“Pull in the gear, we’re going to run for them,” said the skipper. “If we troll to the whales we’ll get there too late.”

We got there in time all right – so close we could smell the stench of the leviathans’ breath, so close we had to pull back the throttle and steer clear of the big fellas while we put out lures and baits in the slime of their feeding frenzy.

Instantaneous action doesn’t describe what followed, it was a scramble for one bent rod after another, with the inevitable misses and the satisfying runs of a solid hookup intertwined.

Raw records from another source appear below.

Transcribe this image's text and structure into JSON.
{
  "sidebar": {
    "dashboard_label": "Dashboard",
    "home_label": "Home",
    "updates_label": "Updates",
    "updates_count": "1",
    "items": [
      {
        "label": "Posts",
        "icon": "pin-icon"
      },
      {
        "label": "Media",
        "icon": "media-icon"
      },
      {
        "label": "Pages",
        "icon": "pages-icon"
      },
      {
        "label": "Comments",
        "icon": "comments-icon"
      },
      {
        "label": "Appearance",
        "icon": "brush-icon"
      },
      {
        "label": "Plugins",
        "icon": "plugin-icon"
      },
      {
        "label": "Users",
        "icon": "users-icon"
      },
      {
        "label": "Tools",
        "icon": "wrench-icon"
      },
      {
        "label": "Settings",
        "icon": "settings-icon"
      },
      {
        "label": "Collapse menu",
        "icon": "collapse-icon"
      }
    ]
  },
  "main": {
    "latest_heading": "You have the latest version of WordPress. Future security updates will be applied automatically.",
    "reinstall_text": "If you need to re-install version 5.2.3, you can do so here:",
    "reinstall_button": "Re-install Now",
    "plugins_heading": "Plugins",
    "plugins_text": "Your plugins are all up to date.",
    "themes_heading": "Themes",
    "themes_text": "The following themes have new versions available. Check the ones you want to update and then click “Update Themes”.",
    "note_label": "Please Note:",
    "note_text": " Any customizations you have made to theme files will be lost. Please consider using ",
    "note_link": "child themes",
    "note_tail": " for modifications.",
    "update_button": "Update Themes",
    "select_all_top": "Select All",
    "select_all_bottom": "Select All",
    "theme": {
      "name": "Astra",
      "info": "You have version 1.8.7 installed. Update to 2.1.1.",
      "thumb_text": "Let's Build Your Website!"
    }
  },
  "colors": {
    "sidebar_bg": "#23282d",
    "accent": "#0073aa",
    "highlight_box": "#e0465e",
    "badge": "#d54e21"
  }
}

At first a lot of the kings were small. Travis dropped the Brad’s Lures fished on divers off the stern to 100 feet back and the keeper kings latched on. For whatever reason the anchovy baits fished tight on the inside at 25 feet also started to pick up more quality.

Whenever the bite slowed at all or the size dropped off, we ran towards the next whale. By 7:55 a.m. we had our 2-fish limits each of kings and silvers, mostly kings. We had dodged the “should have been here yesterday” jinx and done even better.

From the beach the next morning we could see the fog lay heavy. Word was only a rare keeper made it in the box. Later the fog gave way to a mid-afternoon gale. The weather had cleared again as of this writing (Aug. 11) and the boats were into the albacore offshore.

Next time.

For more information on fishing out of Brookings, go to Brookings Fishing Charters at brookingsfishing.com or phone (541) 813-1082.


Trip Info

Location and Recreation

Brookings/Brookings Harbor is located just north of the California border on Hwy. 101. There are many motels and vacation rentals available. We stayed Ocean Suites Motel. Accommodations can also be found to the south in Crescent City. The Chetco River bar is the mouth of Brookings Harbor. The Rogue River in Gold Beach is an hour away and the Smith River in California is 20 minutes south. The spectacular redwoods of Jed Smith State Park line the Smith and Harris Ranch and Lone Ranch State Beaches are just north of Brookings. Salmon Run golf course is on the Chetco and Del Norte golf course is adjacent to the Smith.



From seafood to steaks, breakfast to burgers and brew pubs, there are lots of options: Alta’s Burger Bar (Smith River), Hiouchi Café (Smith River) Catalyst Seafood, Slug N Stone Ice Cream, Pacific Sushi, Bean and Whistle Coffee Bar, Zola’s Pizza, Wild River Pizza, SuperFly, O’Hollerans Steaks, Mattie’s Pancake House, Chetco Brewing, Misty Mountain Brewing, and Seaquake Brewing (Crescent City). A Fred Meyer has all your shopping needs.